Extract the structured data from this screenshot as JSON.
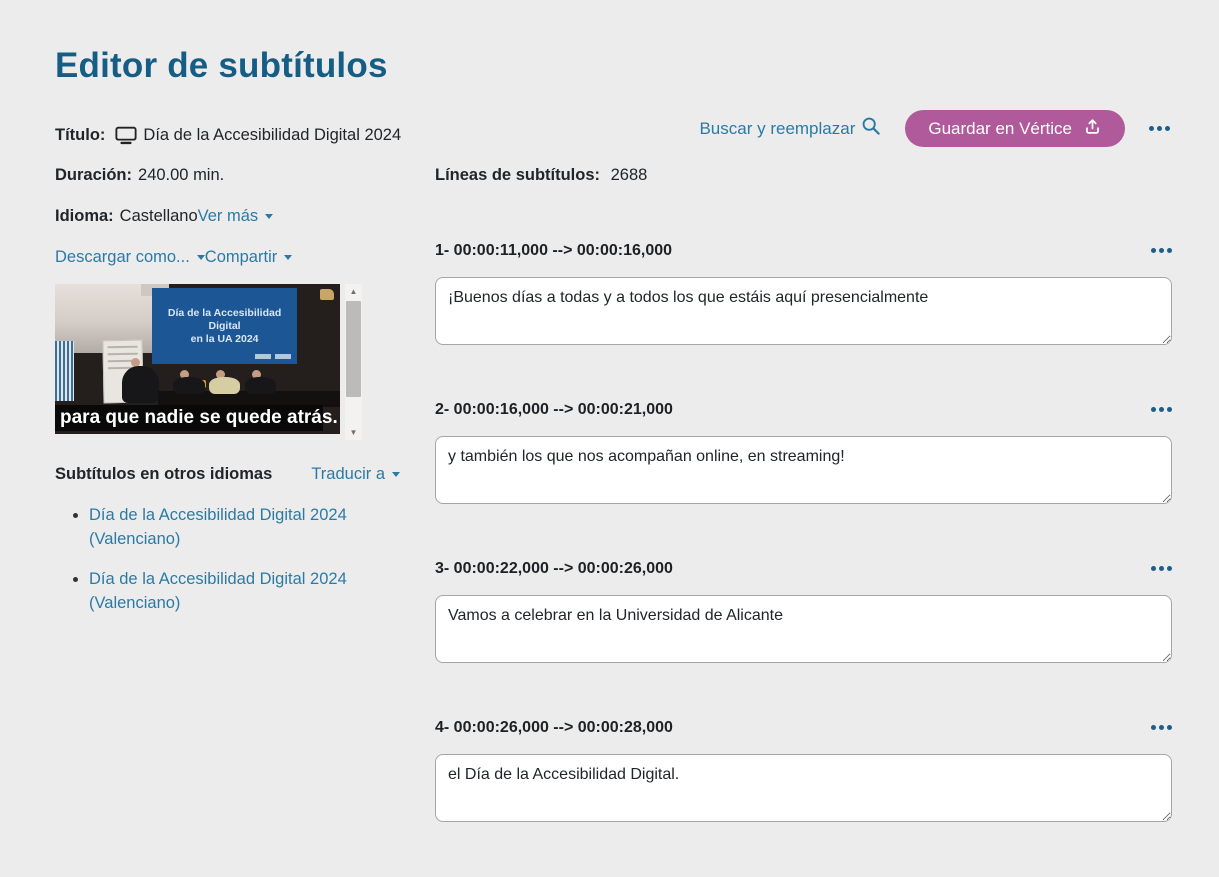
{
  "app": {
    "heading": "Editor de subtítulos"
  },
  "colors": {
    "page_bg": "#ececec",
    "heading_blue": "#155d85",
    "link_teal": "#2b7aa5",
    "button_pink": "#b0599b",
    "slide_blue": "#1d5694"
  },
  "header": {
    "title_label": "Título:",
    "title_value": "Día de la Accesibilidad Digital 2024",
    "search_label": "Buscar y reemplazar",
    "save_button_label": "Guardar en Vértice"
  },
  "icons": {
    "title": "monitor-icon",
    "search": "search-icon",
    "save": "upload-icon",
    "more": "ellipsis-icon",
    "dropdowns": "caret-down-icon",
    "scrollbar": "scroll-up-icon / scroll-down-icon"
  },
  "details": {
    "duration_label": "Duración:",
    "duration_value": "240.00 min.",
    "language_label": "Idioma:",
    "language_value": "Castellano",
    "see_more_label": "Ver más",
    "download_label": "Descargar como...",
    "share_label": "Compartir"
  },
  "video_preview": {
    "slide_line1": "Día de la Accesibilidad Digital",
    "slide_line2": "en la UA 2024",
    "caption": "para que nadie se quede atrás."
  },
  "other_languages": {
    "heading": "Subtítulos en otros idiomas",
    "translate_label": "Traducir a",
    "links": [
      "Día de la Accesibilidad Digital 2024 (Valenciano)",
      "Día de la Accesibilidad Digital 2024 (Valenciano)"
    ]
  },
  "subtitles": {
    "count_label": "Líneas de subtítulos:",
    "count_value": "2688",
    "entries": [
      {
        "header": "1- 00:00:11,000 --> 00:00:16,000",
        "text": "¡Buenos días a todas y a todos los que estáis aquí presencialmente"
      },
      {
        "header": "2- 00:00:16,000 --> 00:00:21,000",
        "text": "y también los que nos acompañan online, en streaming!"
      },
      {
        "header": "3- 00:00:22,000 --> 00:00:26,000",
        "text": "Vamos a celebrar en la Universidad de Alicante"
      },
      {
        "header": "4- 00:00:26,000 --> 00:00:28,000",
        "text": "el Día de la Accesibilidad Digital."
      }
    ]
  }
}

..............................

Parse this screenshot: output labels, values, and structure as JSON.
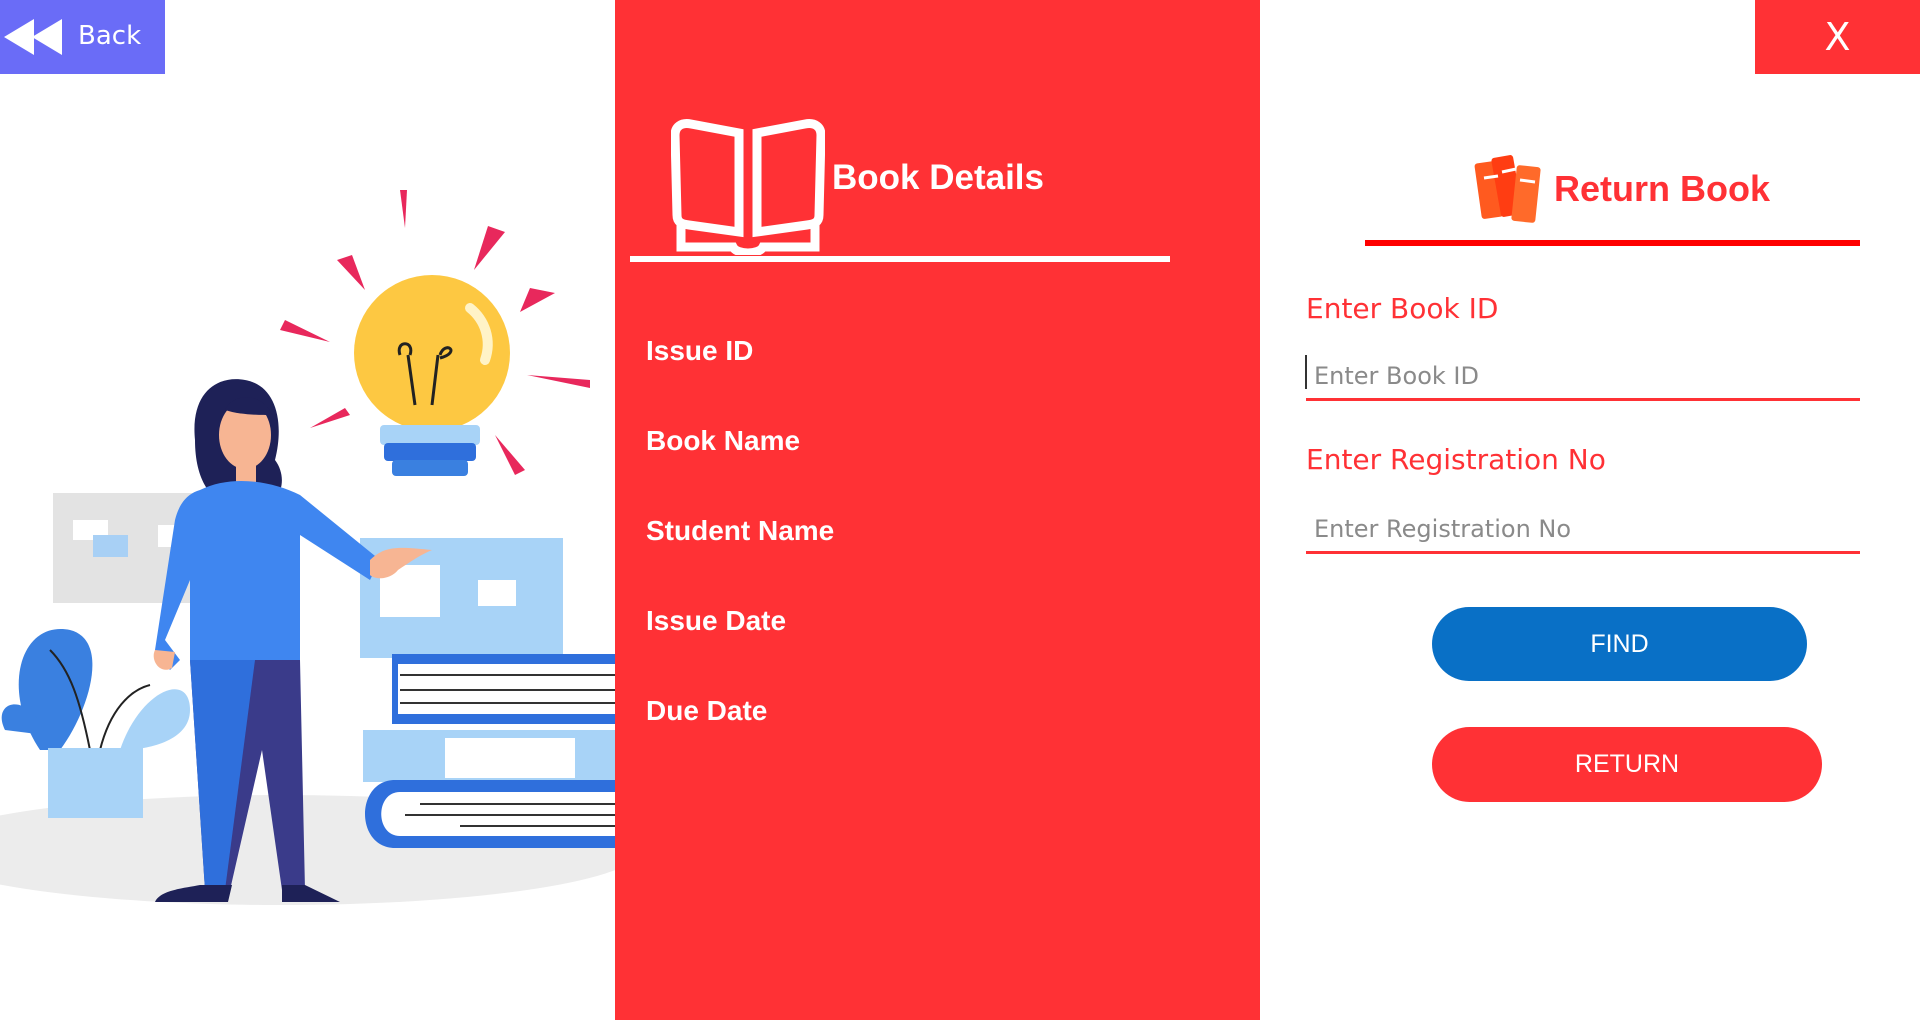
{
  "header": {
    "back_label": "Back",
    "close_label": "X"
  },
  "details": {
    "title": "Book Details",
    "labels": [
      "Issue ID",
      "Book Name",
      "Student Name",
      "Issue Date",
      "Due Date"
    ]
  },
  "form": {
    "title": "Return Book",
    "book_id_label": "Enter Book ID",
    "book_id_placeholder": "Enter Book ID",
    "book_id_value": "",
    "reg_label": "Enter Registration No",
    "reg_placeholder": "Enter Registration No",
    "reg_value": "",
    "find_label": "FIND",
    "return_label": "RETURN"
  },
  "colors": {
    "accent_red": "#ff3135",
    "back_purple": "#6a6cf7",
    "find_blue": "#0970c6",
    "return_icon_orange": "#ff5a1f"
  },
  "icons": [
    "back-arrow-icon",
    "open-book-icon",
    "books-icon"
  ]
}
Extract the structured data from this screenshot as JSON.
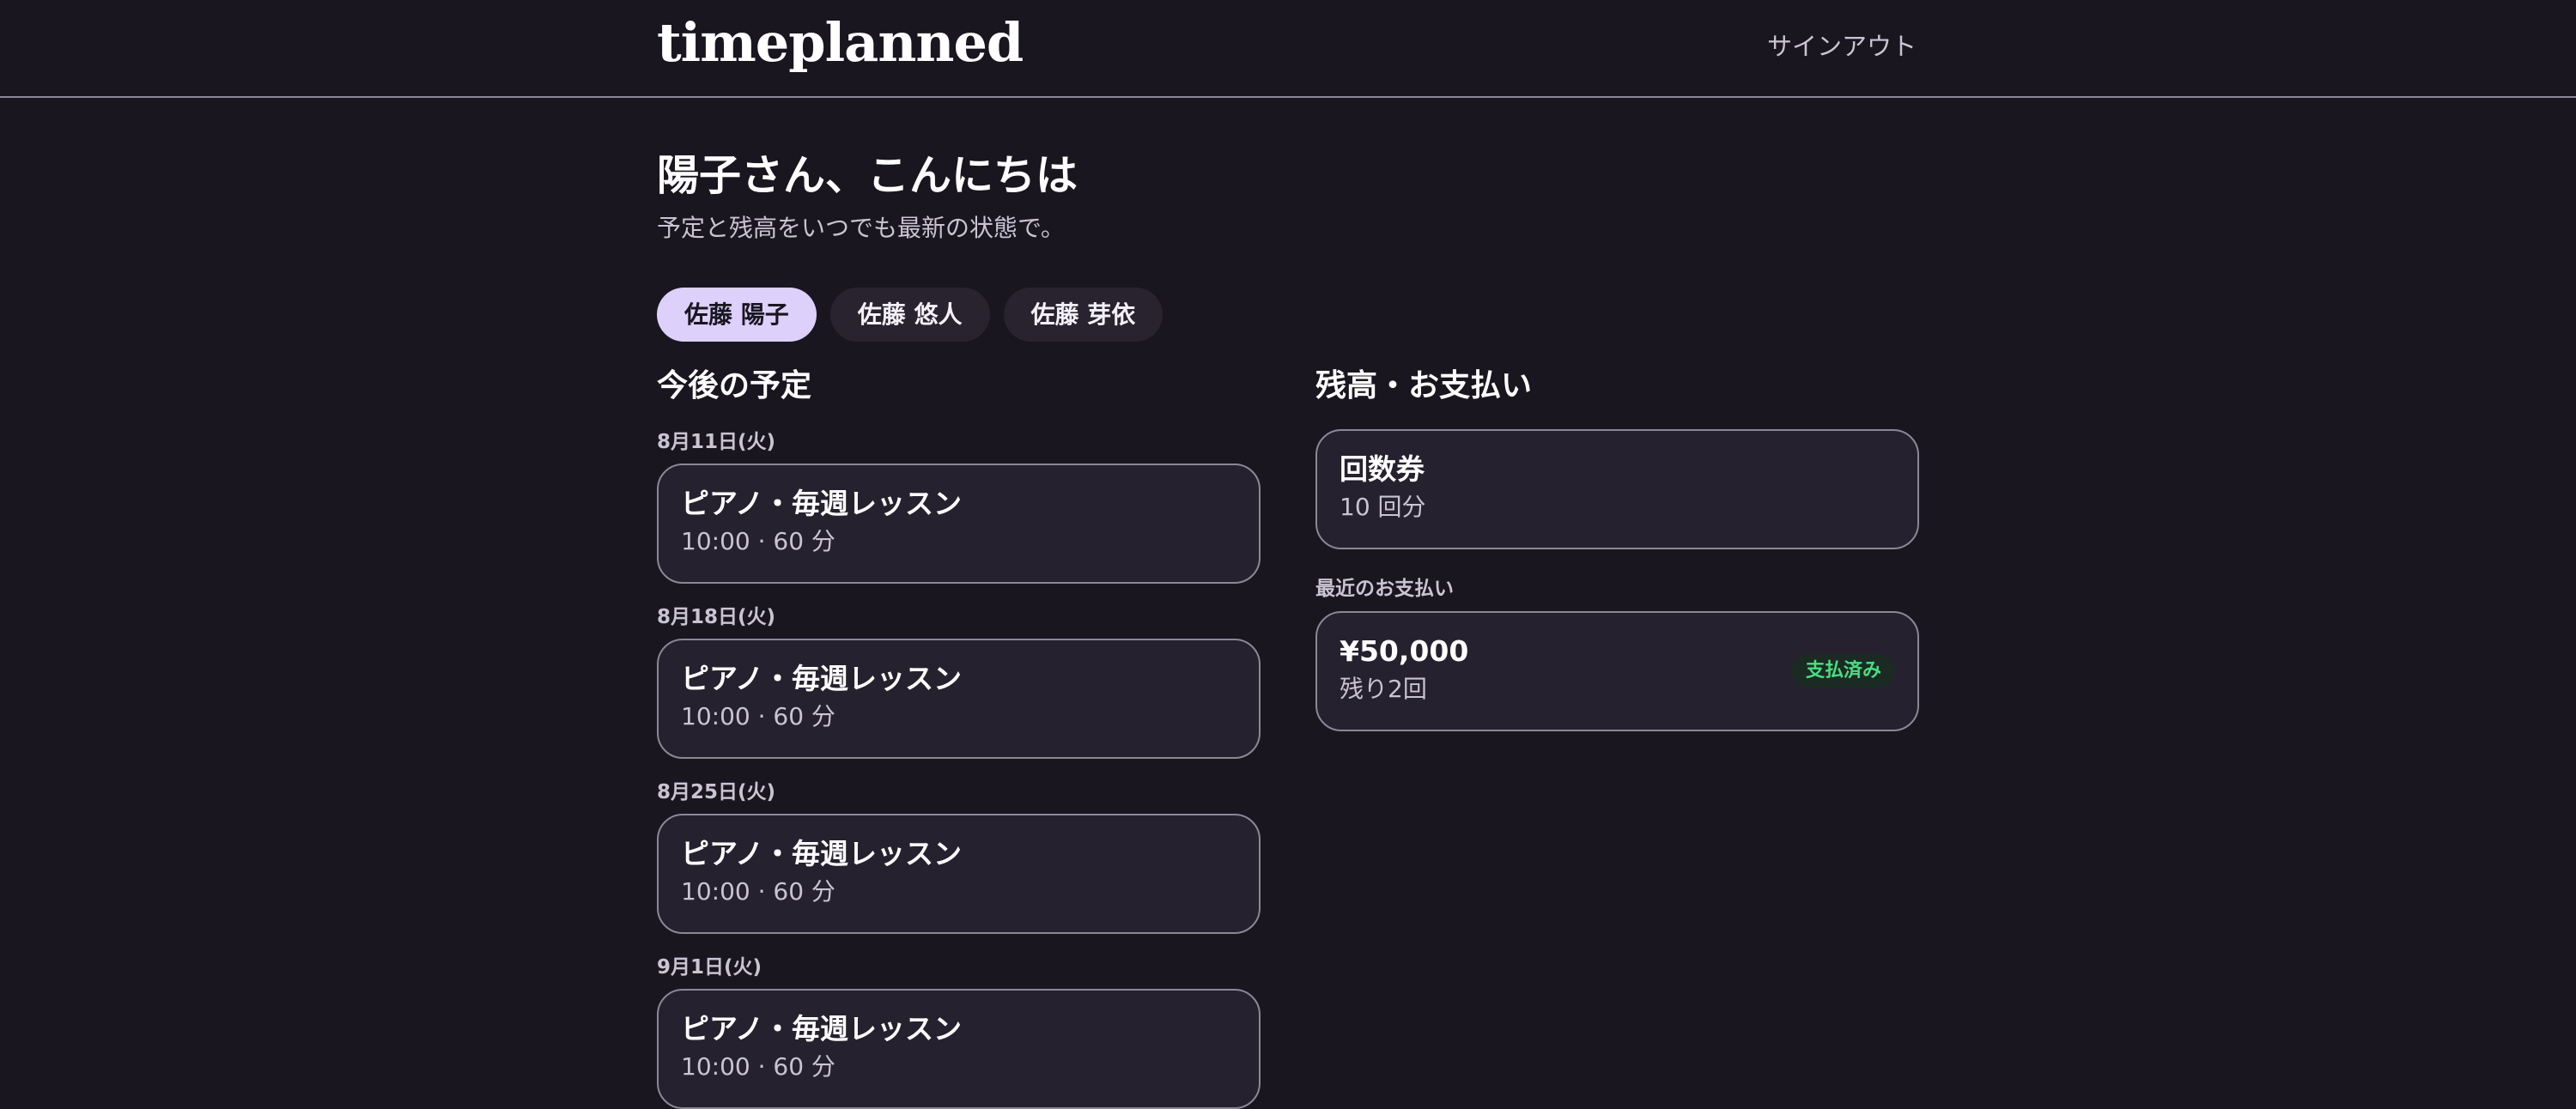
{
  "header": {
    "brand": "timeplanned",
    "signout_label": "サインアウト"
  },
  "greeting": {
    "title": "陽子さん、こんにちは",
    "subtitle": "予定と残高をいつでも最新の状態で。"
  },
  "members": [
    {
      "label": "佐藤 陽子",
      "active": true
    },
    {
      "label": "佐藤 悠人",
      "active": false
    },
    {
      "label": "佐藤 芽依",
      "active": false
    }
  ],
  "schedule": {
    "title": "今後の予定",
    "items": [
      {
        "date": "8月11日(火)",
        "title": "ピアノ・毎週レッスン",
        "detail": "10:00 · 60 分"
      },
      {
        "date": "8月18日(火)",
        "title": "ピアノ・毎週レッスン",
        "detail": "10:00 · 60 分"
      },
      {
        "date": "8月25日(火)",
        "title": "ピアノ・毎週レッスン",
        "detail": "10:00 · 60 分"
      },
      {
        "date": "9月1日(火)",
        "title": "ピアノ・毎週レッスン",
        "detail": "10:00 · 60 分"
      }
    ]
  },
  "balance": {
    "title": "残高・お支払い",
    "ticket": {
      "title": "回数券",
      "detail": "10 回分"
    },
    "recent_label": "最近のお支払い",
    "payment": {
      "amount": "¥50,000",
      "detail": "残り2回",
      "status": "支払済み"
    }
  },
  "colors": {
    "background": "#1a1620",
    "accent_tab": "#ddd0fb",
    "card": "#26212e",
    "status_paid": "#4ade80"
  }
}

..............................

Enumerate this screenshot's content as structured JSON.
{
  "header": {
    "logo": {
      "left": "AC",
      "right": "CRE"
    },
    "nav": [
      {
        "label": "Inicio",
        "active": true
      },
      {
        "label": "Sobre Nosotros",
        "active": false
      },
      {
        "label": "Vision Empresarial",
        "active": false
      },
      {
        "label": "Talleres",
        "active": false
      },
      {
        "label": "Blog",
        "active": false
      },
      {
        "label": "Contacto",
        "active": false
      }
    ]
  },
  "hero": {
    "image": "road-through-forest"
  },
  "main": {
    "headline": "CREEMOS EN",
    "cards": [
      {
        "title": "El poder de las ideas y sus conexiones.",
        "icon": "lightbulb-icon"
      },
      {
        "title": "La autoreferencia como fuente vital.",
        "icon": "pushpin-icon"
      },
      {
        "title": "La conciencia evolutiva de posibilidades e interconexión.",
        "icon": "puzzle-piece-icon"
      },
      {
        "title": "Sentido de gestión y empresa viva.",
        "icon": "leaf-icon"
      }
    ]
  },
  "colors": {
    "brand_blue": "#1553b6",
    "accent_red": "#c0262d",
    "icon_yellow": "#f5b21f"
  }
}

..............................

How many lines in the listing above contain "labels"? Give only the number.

**TASK ANSWER**
2